### EXERCISE AIM
Without changing a single character, write out every record below.

*** RECORDS FOR PROCESSING ***

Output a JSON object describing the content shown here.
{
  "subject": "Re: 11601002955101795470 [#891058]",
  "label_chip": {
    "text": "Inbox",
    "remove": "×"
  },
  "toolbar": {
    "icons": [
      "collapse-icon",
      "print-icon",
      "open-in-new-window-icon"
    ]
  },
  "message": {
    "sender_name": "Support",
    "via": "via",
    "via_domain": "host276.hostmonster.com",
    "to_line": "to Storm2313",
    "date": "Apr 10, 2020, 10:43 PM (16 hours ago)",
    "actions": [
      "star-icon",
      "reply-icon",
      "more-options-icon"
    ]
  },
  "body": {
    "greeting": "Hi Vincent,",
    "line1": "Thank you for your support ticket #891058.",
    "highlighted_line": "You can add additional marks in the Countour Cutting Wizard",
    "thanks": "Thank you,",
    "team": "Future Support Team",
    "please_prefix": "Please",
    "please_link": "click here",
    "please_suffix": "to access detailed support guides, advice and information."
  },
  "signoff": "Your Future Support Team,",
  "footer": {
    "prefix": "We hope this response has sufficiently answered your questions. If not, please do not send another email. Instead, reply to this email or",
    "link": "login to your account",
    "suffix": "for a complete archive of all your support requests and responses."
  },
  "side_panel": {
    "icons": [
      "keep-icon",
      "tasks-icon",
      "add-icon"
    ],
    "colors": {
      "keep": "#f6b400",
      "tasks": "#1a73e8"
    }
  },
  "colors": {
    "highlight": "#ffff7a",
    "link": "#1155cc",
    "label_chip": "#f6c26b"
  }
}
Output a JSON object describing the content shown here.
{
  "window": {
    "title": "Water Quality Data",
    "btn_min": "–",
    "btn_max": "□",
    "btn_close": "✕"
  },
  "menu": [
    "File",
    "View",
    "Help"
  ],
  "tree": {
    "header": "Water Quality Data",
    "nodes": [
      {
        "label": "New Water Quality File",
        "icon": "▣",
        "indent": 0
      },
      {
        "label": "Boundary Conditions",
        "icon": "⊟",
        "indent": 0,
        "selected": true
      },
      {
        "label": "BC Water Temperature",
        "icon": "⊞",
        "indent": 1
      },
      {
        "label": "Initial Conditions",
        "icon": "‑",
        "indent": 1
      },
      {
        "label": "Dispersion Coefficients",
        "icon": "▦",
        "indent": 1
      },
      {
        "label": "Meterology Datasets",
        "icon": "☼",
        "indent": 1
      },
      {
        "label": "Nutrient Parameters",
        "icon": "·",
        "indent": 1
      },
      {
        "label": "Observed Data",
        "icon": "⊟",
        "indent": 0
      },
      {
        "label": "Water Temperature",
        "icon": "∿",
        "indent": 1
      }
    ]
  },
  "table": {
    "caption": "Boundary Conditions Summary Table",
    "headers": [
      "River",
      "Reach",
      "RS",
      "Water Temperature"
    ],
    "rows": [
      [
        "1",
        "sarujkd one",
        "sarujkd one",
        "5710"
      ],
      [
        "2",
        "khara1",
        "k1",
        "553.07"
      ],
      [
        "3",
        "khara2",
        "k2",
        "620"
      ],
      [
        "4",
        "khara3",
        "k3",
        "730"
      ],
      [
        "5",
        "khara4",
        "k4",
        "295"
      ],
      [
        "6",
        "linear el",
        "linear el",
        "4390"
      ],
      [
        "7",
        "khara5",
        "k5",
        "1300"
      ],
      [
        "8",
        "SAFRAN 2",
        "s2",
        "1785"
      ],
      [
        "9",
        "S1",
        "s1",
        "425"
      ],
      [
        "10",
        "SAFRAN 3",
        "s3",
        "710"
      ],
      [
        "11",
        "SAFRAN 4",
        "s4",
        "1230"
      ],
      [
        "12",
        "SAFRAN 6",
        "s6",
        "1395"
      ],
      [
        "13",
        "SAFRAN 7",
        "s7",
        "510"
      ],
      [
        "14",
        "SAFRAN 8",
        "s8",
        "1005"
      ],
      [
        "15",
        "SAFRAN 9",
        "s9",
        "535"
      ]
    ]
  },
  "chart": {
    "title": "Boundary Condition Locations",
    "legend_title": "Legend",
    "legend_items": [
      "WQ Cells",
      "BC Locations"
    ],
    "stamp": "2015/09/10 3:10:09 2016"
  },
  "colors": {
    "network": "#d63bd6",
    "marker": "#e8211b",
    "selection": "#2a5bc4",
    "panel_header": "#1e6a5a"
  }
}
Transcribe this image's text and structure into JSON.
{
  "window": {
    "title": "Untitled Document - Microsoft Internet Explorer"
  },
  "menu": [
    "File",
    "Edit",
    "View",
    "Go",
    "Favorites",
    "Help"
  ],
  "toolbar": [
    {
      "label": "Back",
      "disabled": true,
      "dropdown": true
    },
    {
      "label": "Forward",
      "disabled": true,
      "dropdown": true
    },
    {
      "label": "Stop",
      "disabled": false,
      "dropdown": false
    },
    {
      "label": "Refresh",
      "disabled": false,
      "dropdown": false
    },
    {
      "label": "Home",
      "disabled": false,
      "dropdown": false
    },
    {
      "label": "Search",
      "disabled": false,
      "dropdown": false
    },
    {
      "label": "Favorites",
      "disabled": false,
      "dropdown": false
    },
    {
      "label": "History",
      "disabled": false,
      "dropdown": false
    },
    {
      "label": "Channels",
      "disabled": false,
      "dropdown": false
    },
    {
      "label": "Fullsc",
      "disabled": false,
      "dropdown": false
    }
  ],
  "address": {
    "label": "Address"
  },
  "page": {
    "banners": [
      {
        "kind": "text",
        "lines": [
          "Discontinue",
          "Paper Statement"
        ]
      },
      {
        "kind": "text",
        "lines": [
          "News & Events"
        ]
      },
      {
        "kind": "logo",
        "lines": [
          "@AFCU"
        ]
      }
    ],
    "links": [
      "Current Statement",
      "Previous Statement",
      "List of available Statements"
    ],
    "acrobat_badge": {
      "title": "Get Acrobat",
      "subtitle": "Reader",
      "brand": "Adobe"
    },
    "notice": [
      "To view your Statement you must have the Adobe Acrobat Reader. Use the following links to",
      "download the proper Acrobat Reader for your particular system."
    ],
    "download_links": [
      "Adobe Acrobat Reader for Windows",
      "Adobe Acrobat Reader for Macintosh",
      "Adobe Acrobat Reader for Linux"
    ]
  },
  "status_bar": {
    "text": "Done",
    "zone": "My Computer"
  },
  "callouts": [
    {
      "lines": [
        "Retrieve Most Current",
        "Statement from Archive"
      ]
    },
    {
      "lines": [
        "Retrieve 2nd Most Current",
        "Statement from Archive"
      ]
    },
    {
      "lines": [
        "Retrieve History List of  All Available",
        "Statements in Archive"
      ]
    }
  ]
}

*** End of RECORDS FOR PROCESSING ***

### RESPONSE BOX
Output a JSON object describing the content shown here.
{
  "subject": "Re: 11601002955101795470 [#891058]",
  "label_chip": {
    "text": "Inbox",
    "remove": "×"
  },
  "toolbar": {
    "icons": [
      "collapse-icon",
      "print-icon",
      "open-in-new-window-icon"
    ]
  },
  "message": {
    "sender_name": "Support",
    "via": "via",
    "via_domain": "host276.hostmonster.com",
    "to_line": "to Storm2313",
    "date": "Apr 10, 2020, 10:43 PM (16 hours ago)",
    "actions": [
      "star-icon",
      "reply-icon",
      "more-options-icon"
    ]
  },
  "body": {
    "greeting": "Hi Vincent,",
    "line1": "Thank you for your support ticket #891058.",
    "highlighted_line": "You can add additional marks in the Countour Cutting Wizard",
    "thanks": "Thank you,",
    "team": "Future Support Team",
    "please_prefix": "Please",
    "please_link": "click here",
    "please_suffix": "to access detailed support guides, advice and information."
  },
  "signoff": "Your Future Support Team,",
  "footer": {
    "prefix": "We hope this response has sufficiently answered your questions. If not, please do not send another email. Instead, reply to this email or",
    "link": "login to your account",
    "suffix": "for a complete archive of all your support requests and responses."
  },
  "side_panel": {
    "icons": [
      "keep-icon",
      "tasks-icon",
      "add-icon"
    ],
    "colors": {
      "keep": "#f6b400",
      "tasks": "#1a73e8"
    }
  },
  "colors": {
    "highlight": "#ffff7a",
    "link": "#1155cc",
    "label_chip": "#f6c26b"
  }
}
Output a JSON object describing the content shown here.
{
  "window": {
    "title": "Water Quality Data",
    "btn_min": "–",
    "btn_max": "□",
    "btn_close": "✕"
  },
  "menu": [
    "File",
    "View",
    "Help"
  ],
  "tree": {
    "header": "Water Quality Data",
    "nodes": [
      {
        "label": "New Water Quality File",
        "icon": "▣",
        "indent": 0
      },
      {
        "label": "Boundary Conditions",
        "icon": "⊟",
        "indent": 0,
        "selected": true
      },
      {
        "label": "BC Water Temperature",
        "icon": "⊞",
        "indent": 1
      },
      {
        "label": "Initial Conditions",
        "icon": "‑",
        "indent": 1
      },
      {
        "label": "Dispersion Coefficients",
        "icon": "▦",
        "indent": 1
      },
      {
        "label": "Meterology Datasets",
        "icon": "☼",
        "indent": 1
      },
      {
        "label": "Nutrient Parameters",
        "icon": "·",
        "indent": 1
      },
      {
        "label": "Observed Data",
        "icon": "⊟",
        "indent": 0
      },
      {
        "label": "Water Temperature",
        "icon": "∿",
        "indent": 1
      }
    ]
  },
  "table": {
    "caption": "Boundary Conditions Summary Table",
    "headers": [
      "River",
      "Reach",
      "RS",
      "Water Temperature"
    ],
    "rows": [
      [
        "1",
        "sarujkd one",
        "sarujkd one",
        "5710"
      ],
      [
        "2",
        "khara1",
        "k1",
        "553.07"
      ],
      [
        "3",
        "khara2",
        "k2",
        "620"
      ],
      [
        "4",
        "khara3",
        "k3",
        "730"
      ],
      [
        "5",
        "khara4",
        "k4",
        "295"
      ],
      [
        "6",
        "linear el",
        "linear el",
        "4390"
      ],
      [
        "7",
        "khara5",
        "k5",
        "1300"
      ],
      [
        "8",
        "SAFRAN 2",
        "s2",
        "1785"
      ],
      [
        "9",
        "S1",
        "s1",
        "425"
      ],
      [
        "10",
        "SAFRAN 3",
        "s3",
        "710"
      ],
      [
        "11",
        "SAFRAN 4",
        "s4",
        "1230"
      ],
      [
        "12",
        "SAFRAN 6",
        "s6",
        "1395"
      ],
      [
        "13",
        "SAFRAN 7",
        "s7",
        "510"
      ],
      [
        "14",
        "SAFRAN 8",
        "s8",
        "1005"
      ],
      [
        "15",
        "SAFRAN 9",
        "s9",
        "535"
      ]
    ]
  },
  "chart": {
    "title": "Boundary Condition Locations",
    "legend_title": "Legend",
    "legend_items": [
      "WQ Cells",
      "BC Locations"
    ],
    "stamp": "2015/09/10 3:10:09 2016"
  },
  "colors": {
    "network": "#d63bd6",
    "marker": "#e8211b",
    "selection": "#2a5bc4",
    "panel_header": "#1e6a5a"
  }
}
Transcribe this image's text and structure into JSON.
{
  "window": {
    "title": "Untitled Document - Microsoft Internet Explorer"
  },
  "menu": [
    "File",
    "Edit",
    "View",
    "Go",
    "Favorites",
    "Help"
  ],
  "toolbar": [
    {
      "label": "Back",
      "disabled": true,
      "dropdown": true
    },
    {
      "label": "Forward",
      "disabled": true,
      "dropdown": true
    },
    {
      "label": "Stop",
      "disabled": false,
      "dropdown": false
    },
    {
      "label": "Refresh",
      "disabled": false,
      "dropdown": false
    },
    {
      "label": "Home",
      "disabled": false,
      "dropdown": false
    },
    {
      "label": "Search",
      "disabled": false,
      "dropdown": false
    },
    {
      "label": "Favorites",
      "disabled": false,
      "dropdown": false
    },
    {
      "label": "History",
      "disabled": false,
      "dropdown": false
    },
    {
      "label": "Channels",
      "disabled": false,
      "dropdown": false
    },
    {
      "label": "Fullsc",
      "disabled": false,
      "dropdown": false
    }
  ],
  "address": {
    "label": "Address"
  },
  "page": {
    "banners": [
      {
        "kind": "text",
        "lines": [
          "Discontinue",
          "Paper Statement"
        ]
      },
      {
        "kind": "text",
        "lines": [
          "News & Events"
        ]
      },
      {
        "kind": "logo",
        "lines": [
          "@AFCU"
        ]
      }
    ],
    "links": [
      "Current Statement",
      "Previous Statement",
      "List of available Statements"
    ],
    "acrobat_badge": {
      "title": "Get Acrobat",
      "subtitle": "Reader",
      "brand": "Adobe"
    },
    "notice": [
      "To view your Statement you must have the Adobe Acrobat Reader. Use the following links to",
      "download the proper Acrobat Reader for your particular system."
    ],
    "download_links": [
      "Adobe Acrobat Reader for Windows",
      "Adobe Acrobat Reader for Macintosh",
      "Adobe Acrobat Reader for Linux"
    ]
  },
  "status_bar": {
    "text": "Done",
    "zone": "My Computer"
  },
  "callouts": [
    {
      "lines": [
        "Retrieve Most Current",
        "Statement from Archive"
      ]
    },
    {
      "lines": [
        "Retrieve 2nd Most Current",
        "Statement from Archive"
      ]
    },
    {
      "lines": [
        "Retrieve History List of  All Available",
        "Statements in Archive"
      ]
    }
  ]
}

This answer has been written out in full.